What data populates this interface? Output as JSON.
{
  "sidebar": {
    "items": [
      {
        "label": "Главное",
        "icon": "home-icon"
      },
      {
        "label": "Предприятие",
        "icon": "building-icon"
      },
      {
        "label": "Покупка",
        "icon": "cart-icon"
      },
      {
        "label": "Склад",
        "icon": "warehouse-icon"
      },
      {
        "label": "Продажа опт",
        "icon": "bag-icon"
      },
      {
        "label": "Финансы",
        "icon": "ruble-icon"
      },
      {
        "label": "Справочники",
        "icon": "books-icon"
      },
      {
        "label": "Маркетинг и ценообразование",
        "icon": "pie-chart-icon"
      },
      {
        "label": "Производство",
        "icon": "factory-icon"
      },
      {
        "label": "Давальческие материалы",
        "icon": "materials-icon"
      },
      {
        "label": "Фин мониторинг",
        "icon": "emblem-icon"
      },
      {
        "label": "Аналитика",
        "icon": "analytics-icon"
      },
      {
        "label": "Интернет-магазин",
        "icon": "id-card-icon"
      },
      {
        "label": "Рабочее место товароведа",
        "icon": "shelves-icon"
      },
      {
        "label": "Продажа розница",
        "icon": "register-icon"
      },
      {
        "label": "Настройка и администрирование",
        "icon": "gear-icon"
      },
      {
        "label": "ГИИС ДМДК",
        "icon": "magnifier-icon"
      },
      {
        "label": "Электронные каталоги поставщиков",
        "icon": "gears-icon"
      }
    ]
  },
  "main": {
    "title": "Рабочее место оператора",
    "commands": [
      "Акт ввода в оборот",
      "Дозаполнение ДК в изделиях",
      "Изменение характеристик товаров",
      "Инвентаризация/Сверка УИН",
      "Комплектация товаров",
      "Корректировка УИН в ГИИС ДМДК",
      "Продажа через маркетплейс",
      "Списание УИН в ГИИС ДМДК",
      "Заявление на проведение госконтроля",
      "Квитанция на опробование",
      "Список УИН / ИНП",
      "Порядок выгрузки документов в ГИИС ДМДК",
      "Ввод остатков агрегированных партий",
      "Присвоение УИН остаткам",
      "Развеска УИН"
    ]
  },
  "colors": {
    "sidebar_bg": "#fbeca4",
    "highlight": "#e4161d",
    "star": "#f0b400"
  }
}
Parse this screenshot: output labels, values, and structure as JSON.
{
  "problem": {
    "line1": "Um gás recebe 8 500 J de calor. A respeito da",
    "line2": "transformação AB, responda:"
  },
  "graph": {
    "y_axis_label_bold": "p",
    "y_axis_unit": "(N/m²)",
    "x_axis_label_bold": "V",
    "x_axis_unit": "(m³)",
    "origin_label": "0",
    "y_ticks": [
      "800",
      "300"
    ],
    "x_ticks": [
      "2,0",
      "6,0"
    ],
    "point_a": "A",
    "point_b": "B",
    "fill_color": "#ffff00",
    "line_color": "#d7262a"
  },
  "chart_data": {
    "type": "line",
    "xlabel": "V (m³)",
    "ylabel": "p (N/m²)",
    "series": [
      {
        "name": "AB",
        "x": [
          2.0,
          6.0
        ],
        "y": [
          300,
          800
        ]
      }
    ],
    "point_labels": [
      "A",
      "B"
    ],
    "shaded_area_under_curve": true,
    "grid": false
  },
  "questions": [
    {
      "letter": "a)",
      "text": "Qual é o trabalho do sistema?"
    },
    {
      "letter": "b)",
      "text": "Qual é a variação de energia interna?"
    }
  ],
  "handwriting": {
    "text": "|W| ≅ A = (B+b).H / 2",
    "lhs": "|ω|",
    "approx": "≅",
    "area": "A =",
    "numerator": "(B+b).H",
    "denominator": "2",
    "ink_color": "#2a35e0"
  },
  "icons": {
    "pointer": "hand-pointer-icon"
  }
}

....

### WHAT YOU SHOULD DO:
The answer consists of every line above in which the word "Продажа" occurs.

### EXERCISE OUTPUT:
        "label": "Продажа опт",
        "label": "Продажа розница",
      "Продажа через маркетплейс",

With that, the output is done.